GoxCorp’s press release mentions two party attendees specifically by name: Brock Pierce, and “Blockchain Beach’s finest social media influencers.”
All of these people — Brock Pierce, Oliver Wright, the so-called 35,000 BTC creditor and even the Blockchain Beach bros — are now involved with Gox Rising either behind or in front of the scenes, claiming to have only all creditors’ best interests at heart and spinning their yarn all over social media.
Would you trade with confidence on an exchange launched by these people?
The Good, the Bad and the Ugly
So where does all this leave us?
The good news is that thanks to significant efforts by creditors, the MtGox civil rehabilitation is already proceeding in as good a direction as can be hoped for. The trustee has rejected and is fighting the large fraudulent and frivolous claims that we know of (such as CoinLab), and MtGox shareholders no longer stand to receive any payouts. All the worst-case scenarios have so far been avoided.
However, there is still a long way to go until creditors will see payouts and the case can finally be closed, and interference from bad faith actors will only prolong this further. There is also the question of whether the trustee intends to sell any more of MtGox’s significant stash of bitcoins, although he seems to have gotten the message that this is something many creditors oppose.
Pierce’s claim to own MtGox may be easily disprovable, but that doesn’t mean he couldn’t or wouldn’t throw sand in the machinery.
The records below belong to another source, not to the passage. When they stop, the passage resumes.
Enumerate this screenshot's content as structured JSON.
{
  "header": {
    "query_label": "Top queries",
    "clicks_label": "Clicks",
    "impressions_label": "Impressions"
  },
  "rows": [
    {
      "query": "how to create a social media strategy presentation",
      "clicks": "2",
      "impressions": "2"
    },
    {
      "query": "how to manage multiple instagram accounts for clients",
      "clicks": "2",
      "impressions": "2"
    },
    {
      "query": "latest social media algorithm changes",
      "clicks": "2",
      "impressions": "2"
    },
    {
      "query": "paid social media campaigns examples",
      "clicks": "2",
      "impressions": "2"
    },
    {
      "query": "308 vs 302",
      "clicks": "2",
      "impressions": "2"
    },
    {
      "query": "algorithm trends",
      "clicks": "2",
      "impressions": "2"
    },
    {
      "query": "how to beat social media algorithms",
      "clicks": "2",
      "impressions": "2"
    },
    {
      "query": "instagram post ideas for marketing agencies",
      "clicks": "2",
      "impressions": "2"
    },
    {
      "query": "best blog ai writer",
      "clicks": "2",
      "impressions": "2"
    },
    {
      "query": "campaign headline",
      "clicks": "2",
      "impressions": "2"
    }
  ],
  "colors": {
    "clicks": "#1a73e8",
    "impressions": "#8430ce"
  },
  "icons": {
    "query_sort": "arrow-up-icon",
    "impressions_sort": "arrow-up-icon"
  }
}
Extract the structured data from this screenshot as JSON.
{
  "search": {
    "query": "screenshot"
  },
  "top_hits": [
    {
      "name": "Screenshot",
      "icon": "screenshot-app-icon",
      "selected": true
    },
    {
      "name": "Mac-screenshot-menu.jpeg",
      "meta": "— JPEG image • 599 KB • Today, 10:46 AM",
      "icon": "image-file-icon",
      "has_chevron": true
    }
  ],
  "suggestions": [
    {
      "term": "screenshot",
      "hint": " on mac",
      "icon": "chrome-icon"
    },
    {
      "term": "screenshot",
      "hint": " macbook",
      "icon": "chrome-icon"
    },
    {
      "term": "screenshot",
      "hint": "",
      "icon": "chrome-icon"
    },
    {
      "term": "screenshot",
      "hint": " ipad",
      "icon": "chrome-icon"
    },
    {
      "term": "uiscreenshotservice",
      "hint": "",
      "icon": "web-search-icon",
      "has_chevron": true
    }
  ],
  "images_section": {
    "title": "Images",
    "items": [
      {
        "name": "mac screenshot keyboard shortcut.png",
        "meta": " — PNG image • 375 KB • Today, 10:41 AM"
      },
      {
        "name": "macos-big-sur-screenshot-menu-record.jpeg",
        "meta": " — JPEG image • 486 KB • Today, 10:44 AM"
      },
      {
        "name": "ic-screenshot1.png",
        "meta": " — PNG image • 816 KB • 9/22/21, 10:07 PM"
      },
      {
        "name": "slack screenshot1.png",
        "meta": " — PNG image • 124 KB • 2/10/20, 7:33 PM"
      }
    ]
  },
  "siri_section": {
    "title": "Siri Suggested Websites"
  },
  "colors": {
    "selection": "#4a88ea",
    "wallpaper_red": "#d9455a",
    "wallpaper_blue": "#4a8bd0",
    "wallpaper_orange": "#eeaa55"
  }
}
When publicly refuted by Mark Karpelès on Twitter, Pierce responded with further misrepresentations, non sequiturs and ad hominem attacks.
In the thread, Pierce again seems genuinely uninformed (or is willfully spreading ignorance to confuse people) about several key aspects of the MtGox case, such as believing that Karpelès is “in charge” or that there is still a “$700–800m” at play for shareholders to “pocket”. Karpelès repeatedly corrects him but is only met with further accusations and insults.
More seriously, Pierce apparently threatened Karpelès with “litigating the Gox position” as retaliation for going public with this information, showing a willingness to directly interfere with creditor interests for his own benefit or petty revenge.
As if that wasn’t enough, Pierce has further openly tried to discredit at least one well-known creditor who has spoken out against him, in a clear attempt to damage their reputation as retaliation.
This is not the voice of a man making a serious proposal to handle hundreds of millions of dollars, this is a child refusing to let go of the toy box and who throws a tantrum if he doesn’t get to be the first kid.